• PROBLEM DESCRIPTION: Look through the data for the string "icon". Copy every line where it is found.

• EXTRACTED INFORMATION:
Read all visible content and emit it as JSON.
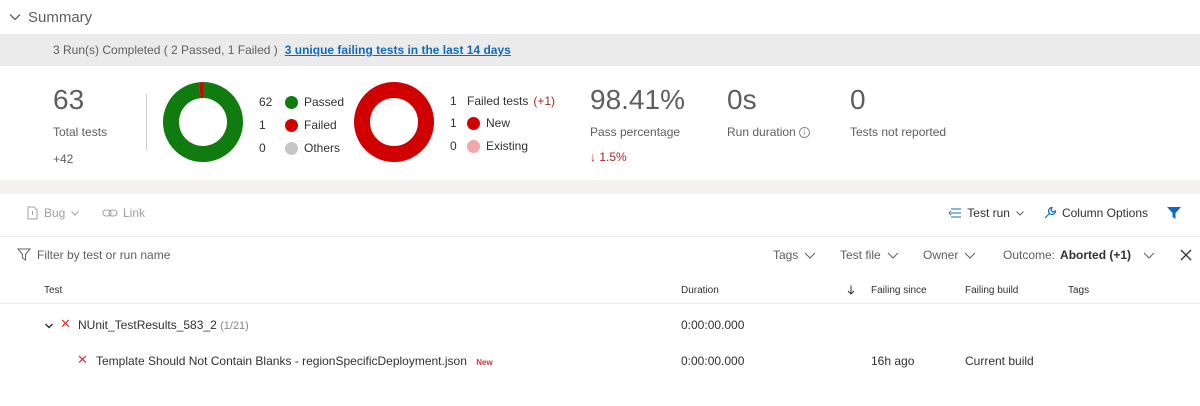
{
  "summary": {
    "title": "Summary",
    "run_info": "3 Run(s) Completed ( 2 Passed, 1 Failed )",
    "failing_link": "3 unique failing tests in the last 14 days"
  },
  "stats": {
    "total_tests": "63",
    "total_label": "Total tests",
    "total_delta": "+42",
    "outcome_legend": [
      {
        "count": "62",
        "label": "Passed",
        "color": "#107c10"
      },
      {
        "count": "1",
        "label": "Failed",
        "color": "#d00000"
      },
      {
        "count": "0",
        "label": "Others",
        "color": "#c8c6c4"
      }
    ],
    "failed_legend": [
      {
        "count": "1",
        "label": "Failed tests",
        "delta": "(+1)"
      },
      {
        "count": "1",
        "label": "New",
        "color": "#d00000"
      },
      {
        "count": "0",
        "label": "Existing",
        "color": "#f1a7a7"
      }
    ],
    "pass_percentage": "98.41%",
    "pass_label": "Pass percentage",
    "pass_change": "↓ 1.5%",
    "run_duration": "0s",
    "run_duration_label": "Run duration",
    "not_reported": "0",
    "not_reported_label": "Tests not reported"
  },
  "chart_data": [
    {
      "type": "pie",
      "categories": [
        "Passed",
        "Failed",
        "Others"
      ],
      "values": [
        62,
        1,
        0
      ]
    },
    {
      "type": "pie",
      "categories": [
        "New",
        "Existing"
      ],
      "values": [
        1,
        0
      ]
    }
  ],
  "toolbar": {
    "bug": "Bug",
    "link": "Link",
    "test_run": "Test run",
    "column_options": "Column Options"
  },
  "filters": {
    "placeholder": "Filter by test or run name",
    "tags": "Tags",
    "test_file": "Test file",
    "owner": "Owner",
    "outcome_label": "Outcome:",
    "outcome_value": "Aborted (+1)"
  },
  "table": {
    "columns": {
      "test": "Test",
      "duration": "Duration",
      "failing_since": "Failing since",
      "failing_build": "Failing build",
      "tags": "Tags"
    },
    "group": {
      "name": "NUnit_TestResults_583_2",
      "count": "(1/21)",
      "duration": "0:00:00.000"
    },
    "rows": [
      {
        "name": "Template Should Not Contain Blanks - regionSpecificDeployment.json",
        "tag": "New",
        "duration": "0:00:00.000",
        "failing_since": "16h ago",
        "failing_build": "Current build"
      }
    ]
  },
  "colors": {
    "passed": "#107c10",
    "failed": "#d00000",
    "others": "#c8c6c4",
    "existing": "#f1a7a7",
    "accent": "#0f6cbd"
  }
}
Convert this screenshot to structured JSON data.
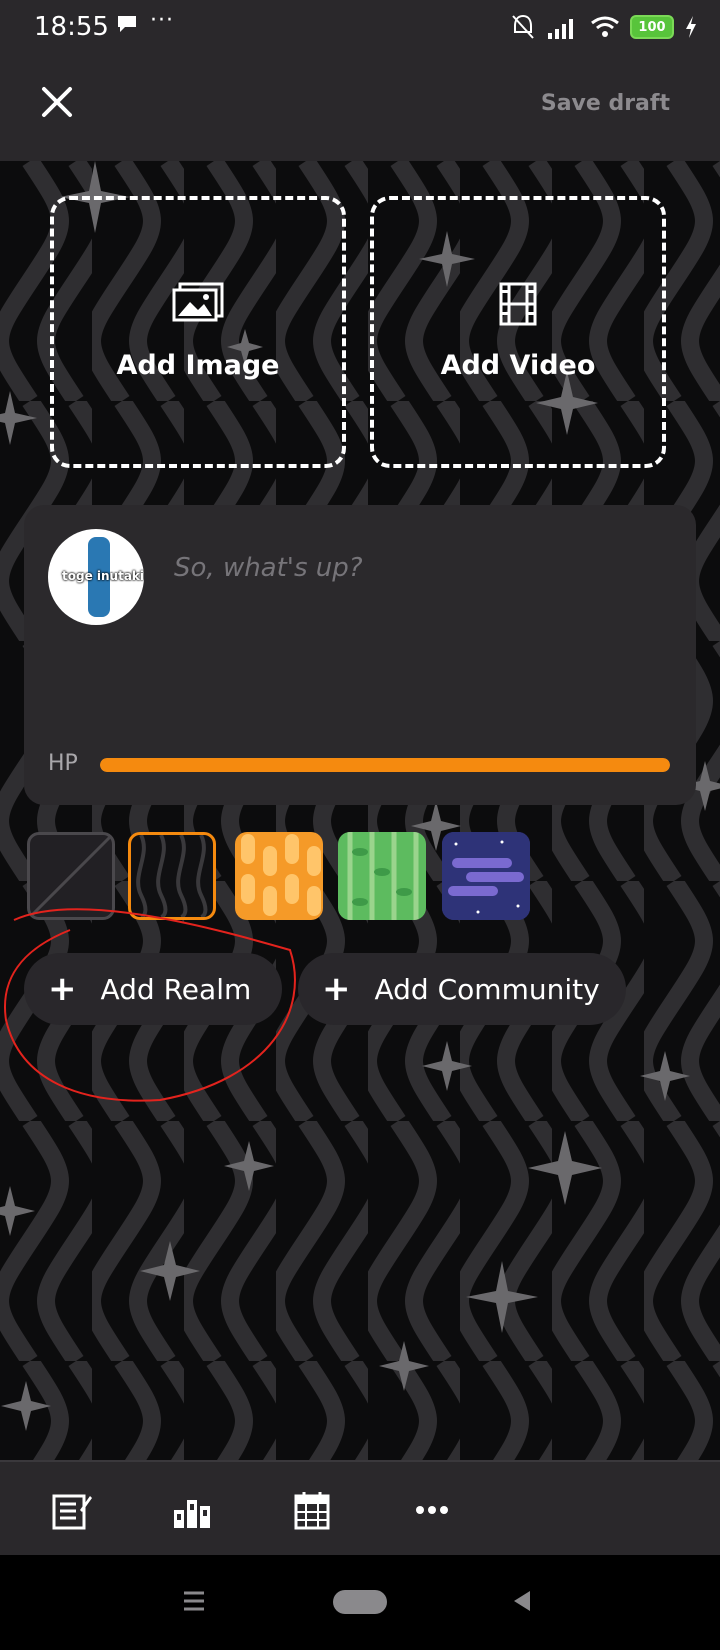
{
  "status_bar": {
    "time": "18:55",
    "more": "···",
    "battery": "100"
  },
  "header": {
    "save_draft": "Save draft"
  },
  "media": {
    "add_image": "Add Image",
    "add_video": "Add Video"
  },
  "composer": {
    "placeholder": "So, what's up?",
    "avatar_text": "toge inutaki",
    "hp_label": "HP",
    "hp_fraction": 1.0
  },
  "themes": [
    "none",
    "dark-waves",
    "orange-pills",
    "green-vines",
    "purple-space"
  ],
  "selected_theme": "dark-waves",
  "actions": {
    "add_realm": "Add Realm",
    "add_community": "Add Community",
    "plus": "+"
  },
  "bottom_tools": [
    "notes-icon",
    "ranking-icon",
    "calendar-icon",
    "more-icon"
  ],
  "colors": {
    "accent": "#f58a0f",
    "background": "#0c0c0d",
    "panel": "#2b292c"
  }
}
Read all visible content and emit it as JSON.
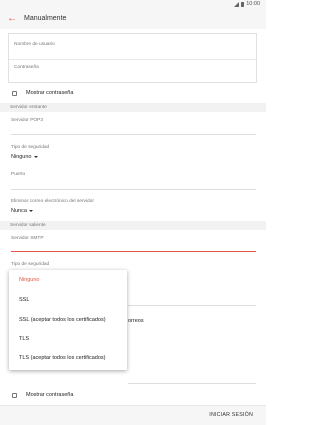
{
  "status_bar": {
    "time": "10:00"
  },
  "header": {
    "title": "Manualmente"
  },
  "account": {
    "username_label": "Nombre de usuario",
    "password_label": "Contraseña"
  },
  "show_password_1": "Mostrar contraseña",
  "incoming": {
    "section": "Servidor entrante",
    "server_label": "Servidor POP3",
    "security_label": "Tipo de seguridad",
    "security_value": "Ninguno",
    "port_label": "Puerto",
    "delete_label": "Eliminar correo electrónico del servidor",
    "delete_value": "Nunca"
  },
  "outgoing": {
    "section": "Servidor saliente",
    "server_label": "Servidor SMTP",
    "security_label": "Tipo de seguridad",
    "hidden_text_fragment": "orreos"
  },
  "dropdown": {
    "options": [
      "Ninguno",
      "SSL",
      "SSL (aceptar todos los certificados)",
      "TLS",
      "TLS (aceptar todos los certificados)"
    ],
    "selected_index": 0
  },
  "show_password_2": "Mostrar contraseña",
  "footer": {
    "sign_in": "INICIAR SESIÓN"
  },
  "colors": {
    "accent": "#e2573e"
  }
}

• TASK SOLUTION:
    "notes-icon",
    "ranking-icon",
    "calendar-icon",
    "more-icon"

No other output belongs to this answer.